## Task brief
Among the entries below, find each line holding "kind" and return it.

## Extracted data entries
Segment Open

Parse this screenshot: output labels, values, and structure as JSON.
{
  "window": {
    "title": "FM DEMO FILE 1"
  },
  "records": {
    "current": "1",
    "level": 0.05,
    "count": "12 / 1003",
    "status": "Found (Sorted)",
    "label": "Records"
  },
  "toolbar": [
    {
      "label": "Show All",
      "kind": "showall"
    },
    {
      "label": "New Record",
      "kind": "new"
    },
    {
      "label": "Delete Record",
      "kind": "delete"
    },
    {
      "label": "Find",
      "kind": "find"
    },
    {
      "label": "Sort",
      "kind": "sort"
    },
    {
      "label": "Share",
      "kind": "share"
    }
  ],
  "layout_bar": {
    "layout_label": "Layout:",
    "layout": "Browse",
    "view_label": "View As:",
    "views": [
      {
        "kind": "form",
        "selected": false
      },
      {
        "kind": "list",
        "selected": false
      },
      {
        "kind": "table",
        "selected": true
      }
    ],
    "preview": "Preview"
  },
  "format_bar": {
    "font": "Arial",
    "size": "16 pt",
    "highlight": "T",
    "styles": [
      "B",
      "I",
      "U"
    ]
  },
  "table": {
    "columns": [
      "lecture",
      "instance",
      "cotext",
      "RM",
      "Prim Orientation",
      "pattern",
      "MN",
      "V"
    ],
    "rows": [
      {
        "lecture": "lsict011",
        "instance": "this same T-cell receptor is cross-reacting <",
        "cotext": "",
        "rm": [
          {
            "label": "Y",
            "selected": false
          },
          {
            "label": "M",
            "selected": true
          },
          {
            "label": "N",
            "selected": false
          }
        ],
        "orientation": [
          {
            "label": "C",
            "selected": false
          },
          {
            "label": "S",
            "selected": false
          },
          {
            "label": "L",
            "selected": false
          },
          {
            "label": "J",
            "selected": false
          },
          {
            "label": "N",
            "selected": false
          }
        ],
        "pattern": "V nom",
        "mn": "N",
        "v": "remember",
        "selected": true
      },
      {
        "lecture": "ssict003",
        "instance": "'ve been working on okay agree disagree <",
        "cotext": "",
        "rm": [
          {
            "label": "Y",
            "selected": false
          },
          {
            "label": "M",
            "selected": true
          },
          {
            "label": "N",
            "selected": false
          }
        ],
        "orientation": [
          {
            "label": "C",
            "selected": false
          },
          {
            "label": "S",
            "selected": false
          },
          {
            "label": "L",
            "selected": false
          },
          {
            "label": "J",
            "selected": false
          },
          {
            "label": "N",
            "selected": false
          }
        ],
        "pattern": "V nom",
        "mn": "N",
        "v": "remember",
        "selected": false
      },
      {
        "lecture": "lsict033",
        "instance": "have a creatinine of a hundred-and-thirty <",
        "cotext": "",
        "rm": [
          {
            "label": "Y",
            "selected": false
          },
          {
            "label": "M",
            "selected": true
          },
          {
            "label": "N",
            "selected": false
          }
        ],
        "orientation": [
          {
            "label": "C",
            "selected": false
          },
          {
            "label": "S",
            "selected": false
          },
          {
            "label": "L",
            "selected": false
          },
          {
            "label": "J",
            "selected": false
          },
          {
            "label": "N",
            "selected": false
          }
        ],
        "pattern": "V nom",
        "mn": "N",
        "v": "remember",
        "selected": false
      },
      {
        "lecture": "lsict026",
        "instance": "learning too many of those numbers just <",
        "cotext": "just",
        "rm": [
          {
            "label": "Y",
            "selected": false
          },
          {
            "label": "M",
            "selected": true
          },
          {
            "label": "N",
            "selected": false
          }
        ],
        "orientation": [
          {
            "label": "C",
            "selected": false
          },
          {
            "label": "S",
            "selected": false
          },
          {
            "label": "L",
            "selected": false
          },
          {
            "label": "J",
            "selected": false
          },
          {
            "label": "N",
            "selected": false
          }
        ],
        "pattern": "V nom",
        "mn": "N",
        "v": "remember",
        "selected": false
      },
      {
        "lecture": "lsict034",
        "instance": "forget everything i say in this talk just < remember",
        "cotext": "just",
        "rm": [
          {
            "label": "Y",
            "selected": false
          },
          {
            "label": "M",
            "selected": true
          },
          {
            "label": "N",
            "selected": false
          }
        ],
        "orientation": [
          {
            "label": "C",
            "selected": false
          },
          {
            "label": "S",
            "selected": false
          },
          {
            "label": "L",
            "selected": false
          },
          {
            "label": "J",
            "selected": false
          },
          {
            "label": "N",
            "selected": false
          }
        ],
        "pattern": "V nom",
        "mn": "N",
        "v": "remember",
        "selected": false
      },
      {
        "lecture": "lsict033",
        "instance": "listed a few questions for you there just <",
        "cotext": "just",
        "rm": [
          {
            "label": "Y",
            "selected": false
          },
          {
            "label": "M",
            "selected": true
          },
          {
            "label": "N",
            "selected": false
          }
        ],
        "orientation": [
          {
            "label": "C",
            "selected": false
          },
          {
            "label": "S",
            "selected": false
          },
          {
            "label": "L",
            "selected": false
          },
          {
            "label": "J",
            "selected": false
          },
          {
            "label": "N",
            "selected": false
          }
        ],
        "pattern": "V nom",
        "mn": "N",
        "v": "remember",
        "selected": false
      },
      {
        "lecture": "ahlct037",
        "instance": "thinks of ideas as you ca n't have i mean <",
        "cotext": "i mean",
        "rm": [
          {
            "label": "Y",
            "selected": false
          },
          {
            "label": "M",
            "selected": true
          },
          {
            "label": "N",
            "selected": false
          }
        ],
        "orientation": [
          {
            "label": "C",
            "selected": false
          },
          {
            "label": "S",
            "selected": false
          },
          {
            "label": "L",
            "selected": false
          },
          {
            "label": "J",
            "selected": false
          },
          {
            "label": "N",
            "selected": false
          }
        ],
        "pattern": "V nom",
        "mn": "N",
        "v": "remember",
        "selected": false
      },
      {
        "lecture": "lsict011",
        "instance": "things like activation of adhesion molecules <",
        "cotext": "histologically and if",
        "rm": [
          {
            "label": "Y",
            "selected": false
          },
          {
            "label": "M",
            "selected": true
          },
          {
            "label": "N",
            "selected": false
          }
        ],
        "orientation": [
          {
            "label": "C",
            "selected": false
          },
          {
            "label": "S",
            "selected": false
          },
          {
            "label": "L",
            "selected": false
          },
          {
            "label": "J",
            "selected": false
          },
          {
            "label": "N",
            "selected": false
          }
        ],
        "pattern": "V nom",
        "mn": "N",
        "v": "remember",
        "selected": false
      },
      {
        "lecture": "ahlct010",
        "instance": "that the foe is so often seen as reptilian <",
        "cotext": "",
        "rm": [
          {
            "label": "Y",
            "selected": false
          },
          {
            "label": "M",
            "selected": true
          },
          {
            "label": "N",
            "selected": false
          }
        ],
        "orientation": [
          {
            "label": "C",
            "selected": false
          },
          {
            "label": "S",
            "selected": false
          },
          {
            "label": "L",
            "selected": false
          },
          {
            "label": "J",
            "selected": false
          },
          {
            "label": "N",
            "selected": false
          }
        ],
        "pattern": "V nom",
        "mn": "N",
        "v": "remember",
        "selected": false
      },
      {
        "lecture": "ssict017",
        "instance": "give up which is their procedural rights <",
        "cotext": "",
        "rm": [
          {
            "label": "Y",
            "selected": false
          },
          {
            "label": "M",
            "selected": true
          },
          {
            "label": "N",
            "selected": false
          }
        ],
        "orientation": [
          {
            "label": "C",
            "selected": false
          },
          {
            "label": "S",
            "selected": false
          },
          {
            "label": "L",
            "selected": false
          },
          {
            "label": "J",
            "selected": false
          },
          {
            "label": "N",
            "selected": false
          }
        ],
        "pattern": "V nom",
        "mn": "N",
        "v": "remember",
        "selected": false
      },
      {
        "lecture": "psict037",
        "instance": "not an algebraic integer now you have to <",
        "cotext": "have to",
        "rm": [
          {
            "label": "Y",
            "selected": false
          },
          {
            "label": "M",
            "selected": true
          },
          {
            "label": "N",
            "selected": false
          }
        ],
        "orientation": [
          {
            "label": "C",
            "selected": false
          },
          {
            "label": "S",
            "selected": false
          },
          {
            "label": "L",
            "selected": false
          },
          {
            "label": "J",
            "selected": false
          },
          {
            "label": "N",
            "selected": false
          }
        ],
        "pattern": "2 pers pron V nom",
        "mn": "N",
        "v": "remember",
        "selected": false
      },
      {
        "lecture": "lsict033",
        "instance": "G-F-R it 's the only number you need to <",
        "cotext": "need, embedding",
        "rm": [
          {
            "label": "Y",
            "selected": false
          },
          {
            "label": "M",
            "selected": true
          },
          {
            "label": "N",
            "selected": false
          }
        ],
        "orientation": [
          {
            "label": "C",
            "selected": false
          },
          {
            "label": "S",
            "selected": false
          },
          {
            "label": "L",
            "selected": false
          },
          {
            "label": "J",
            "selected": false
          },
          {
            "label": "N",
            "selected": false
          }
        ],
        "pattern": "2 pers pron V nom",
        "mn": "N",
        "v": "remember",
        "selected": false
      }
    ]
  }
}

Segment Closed

## Solution for this task
      "kind": "showall"
      "kind": "new"
      "kind": "delete"
      "kind": "find"
      "kind": "sort"
      "kind": "share"
        "kind": "form",
        "kind": "list",
        "kind": "table",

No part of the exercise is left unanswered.